• **What you will do**
Write the data below out in full, exactly as it stands.

Stored records:
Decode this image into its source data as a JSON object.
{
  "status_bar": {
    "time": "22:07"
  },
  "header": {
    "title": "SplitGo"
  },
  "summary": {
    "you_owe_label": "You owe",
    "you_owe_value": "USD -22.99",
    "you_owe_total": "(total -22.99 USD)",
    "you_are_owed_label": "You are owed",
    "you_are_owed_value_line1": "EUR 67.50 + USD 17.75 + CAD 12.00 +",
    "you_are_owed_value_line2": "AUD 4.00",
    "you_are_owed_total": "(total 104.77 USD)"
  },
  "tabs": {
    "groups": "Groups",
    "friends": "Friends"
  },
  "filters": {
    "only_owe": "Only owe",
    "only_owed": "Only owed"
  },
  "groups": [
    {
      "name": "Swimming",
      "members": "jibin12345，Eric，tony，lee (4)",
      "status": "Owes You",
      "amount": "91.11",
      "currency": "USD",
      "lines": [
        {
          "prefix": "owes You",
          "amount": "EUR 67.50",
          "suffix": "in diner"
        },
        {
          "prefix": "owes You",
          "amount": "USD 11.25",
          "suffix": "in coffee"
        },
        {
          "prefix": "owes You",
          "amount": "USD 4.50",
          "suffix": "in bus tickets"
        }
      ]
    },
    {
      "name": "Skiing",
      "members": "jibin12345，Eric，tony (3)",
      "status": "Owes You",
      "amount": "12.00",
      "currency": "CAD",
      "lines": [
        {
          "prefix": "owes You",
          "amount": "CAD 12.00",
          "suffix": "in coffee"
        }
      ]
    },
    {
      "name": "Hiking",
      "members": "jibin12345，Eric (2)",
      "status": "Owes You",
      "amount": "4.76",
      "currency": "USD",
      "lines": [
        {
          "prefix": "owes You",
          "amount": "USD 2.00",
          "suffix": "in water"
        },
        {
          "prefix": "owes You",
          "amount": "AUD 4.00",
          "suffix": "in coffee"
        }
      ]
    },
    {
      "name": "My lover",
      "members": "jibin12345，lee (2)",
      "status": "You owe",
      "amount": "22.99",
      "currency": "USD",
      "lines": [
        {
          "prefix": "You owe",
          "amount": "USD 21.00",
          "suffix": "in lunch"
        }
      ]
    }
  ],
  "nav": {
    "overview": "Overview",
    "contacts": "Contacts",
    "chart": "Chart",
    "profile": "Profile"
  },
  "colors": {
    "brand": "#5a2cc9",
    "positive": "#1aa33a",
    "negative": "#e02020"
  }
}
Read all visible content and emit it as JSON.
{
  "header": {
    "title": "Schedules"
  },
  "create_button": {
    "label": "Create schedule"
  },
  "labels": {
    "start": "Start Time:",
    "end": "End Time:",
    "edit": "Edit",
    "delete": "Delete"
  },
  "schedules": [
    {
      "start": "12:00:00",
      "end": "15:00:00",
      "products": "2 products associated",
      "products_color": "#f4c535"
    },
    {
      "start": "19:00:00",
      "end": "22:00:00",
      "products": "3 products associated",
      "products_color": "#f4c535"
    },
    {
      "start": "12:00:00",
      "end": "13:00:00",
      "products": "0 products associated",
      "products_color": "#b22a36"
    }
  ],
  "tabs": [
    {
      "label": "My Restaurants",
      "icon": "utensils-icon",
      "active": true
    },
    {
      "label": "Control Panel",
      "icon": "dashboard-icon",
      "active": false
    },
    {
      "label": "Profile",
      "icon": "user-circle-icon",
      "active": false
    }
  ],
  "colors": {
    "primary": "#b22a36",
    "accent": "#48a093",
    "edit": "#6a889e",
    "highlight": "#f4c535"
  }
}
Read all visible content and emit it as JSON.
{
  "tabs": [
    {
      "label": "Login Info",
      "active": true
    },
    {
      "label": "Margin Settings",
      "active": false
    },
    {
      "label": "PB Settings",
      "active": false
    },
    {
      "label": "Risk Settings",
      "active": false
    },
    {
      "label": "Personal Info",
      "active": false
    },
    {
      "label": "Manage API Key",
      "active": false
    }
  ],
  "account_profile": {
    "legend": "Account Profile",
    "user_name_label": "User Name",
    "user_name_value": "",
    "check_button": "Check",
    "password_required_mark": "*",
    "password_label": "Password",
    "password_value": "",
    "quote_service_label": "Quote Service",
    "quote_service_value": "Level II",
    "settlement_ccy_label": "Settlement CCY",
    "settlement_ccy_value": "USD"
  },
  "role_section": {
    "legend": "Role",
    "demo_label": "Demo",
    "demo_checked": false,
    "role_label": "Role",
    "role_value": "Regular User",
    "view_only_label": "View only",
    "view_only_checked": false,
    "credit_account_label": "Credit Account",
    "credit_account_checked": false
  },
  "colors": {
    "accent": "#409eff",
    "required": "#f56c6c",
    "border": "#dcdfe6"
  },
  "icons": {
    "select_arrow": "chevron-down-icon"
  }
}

• **Solved problem**
Decode this image into its source data as a JSON object.
{
  "status_bar": {
    "time": "22:07"
  },
  "header": {
    "title": "SplitGo"
  },
  "summary": {
    "you_owe_label": "You owe",
    "you_owe_value": "USD -22.99",
    "you_owe_total": "(total -22.99 USD)",
    "you_are_owed_label": "You are owed",
    "you_are_owed_value_line1": "EUR 67.50 + USD 17.75 + CAD 12.00 +",
    "you_are_owed_value_line2": "AUD 4.00",
    "you_are_owed_total": "(total 104.77 USD)"
  },
  "tabs": {
    "groups": "Groups",
    "friends": "Friends"
  },
  "filters": {
    "only_owe": "Only owe",
    "only_owed": "Only owed"
  },
  "groups": [
    {
      "name": "Swimming",
      "members": "jibin12345，Eric，tony，lee (4)",
      "status": "Owes You",
      "amount": "91.11",
      "currency": "USD",
      "lines": [
        {
          "prefix": "owes You",
          "amount": "EUR 67.50",
          "suffix": "in diner"
        },
        {
          "prefix": "owes You",
          "amount": "USD 11.25",
          "suffix": "in coffee"
        },
        {
          "prefix": "owes You",
          "amount": "USD 4.50",
          "suffix": "in bus tickets"
        }
      ]
    },
    {
      "name": "Skiing",
      "members": "jibin12345，Eric，tony (3)",
      "status": "Owes You",
      "amount": "12.00",
      "currency": "CAD",
      "lines": [
        {
          "prefix": "owes You",
          "amount": "CAD 12.00",
          "suffix": "in coffee"
        }
      ]
    },
    {
      "name": "Hiking",
      "members": "jibin12345，Eric (2)",
      "status": "Owes You",
      "amount": "4.76",
      "currency": "USD",
      "lines": [
        {
          "prefix": "owes You",
          "amount": "USD 2.00",
          "suffix": "in water"
        },
        {
          "prefix": "owes You",
          "amount": "AUD 4.00",
          "suffix": "in coffee"
        }
      ]
    },
    {
      "name": "My lover",
      "members": "jibin12345，lee (2)",
      "status": "You owe",
      "amount": "22.99",
      "currency": "USD",
      "lines": [
        {
          "prefix": "You owe",
          "amount": "USD 21.00",
          "suffix": "in lunch"
        }
      ]
    }
  ],
  "nav": {
    "overview": "Overview",
    "contacts": "Contacts",
    "chart": "Chart",
    "profile": "Profile"
  },
  "colors": {
    "brand": "#5a2cc9",
    "positive": "#1aa33a",
    "negative": "#e02020"
  }
}
Read all visible content and emit it as JSON.
{
  "header": {
    "title": "Schedules"
  },
  "create_button": {
    "label": "Create schedule"
  },
  "labels": {
    "start": "Start Time:",
    "end": "End Time:",
    "edit": "Edit",
    "delete": "Delete"
  },
  "schedules": [
    {
      "start": "12:00:00",
      "end": "15:00:00",
      "products": "2 products associated",
      "products_color": "#f4c535"
    },
    {
      "start": "19:00:00",
      "end": "22:00:00",
      "products": "3 products associated",
      "products_color": "#f4c535"
    },
    {
      "start": "12:00:00",
      "end": "13:00:00",
      "products": "0 products associated",
      "products_color": "#b22a36"
    }
  ],
  "tabs": [
    {
      "label": "My Restaurants",
      "icon": "utensils-icon",
      "active": true
    },
    {
      "label": "Control Panel",
      "icon": "dashboard-icon",
      "active": false
    },
    {
      "label": "Profile",
      "icon": "user-circle-icon",
      "active": false
    }
  ],
  "colors": {
    "primary": "#b22a36",
    "accent": "#48a093",
    "edit": "#6a889e",
    "highlight": "#f4c535"
  }
}
Read all visible content and emit it as JSON.
{
  "tabs": [
    {
      "label": "Login Info",
      "active": true
    },
    {
      "label": "Margin Settings",
      "active": false
    },
    {
      "label": "PB Settings",
      "active": false
    },
    {
      "label": "Risk Settings",
      "active": false
    },
    {
      "label": "Personal Info",
      "active": false
    },
    {
      "label": "Manage API Key",
      "active": false
    }
  ],
  "account_profile": {
    "legend": "Account Profile",
    "user_name_label": "User Name",
    "user_name_value": "",
    "check_button": "Check",
    "password_required_mark": "*",
    "password_label": "Password",
    "password_value": "",
    "quote_service_label": "Quote Service",
    "quote_service_value": "Level II",
    "settlement_ccy_label": "Settlement CCY",
    "settlement_ccy_value": "USD"
  },
  "role_section": {
    "legend": "Role",
    "demo_label": "Demo",
    "demo_checked": false,
    "role_label": "Role",
    "role_value": "Regular User",
    "view_only_label": "View only",
    "view_only_checked": false,
    "credit_account_label": "Credit Account",
    "credit_account_checked": false
  },
  "colors": {
    "accent": "#409eff",
    "required": "#f56c6c",
    "border": "#dcdfe6"
  },
  "icons": {
    "select_arrow": "chevron-down-icon"
  }
}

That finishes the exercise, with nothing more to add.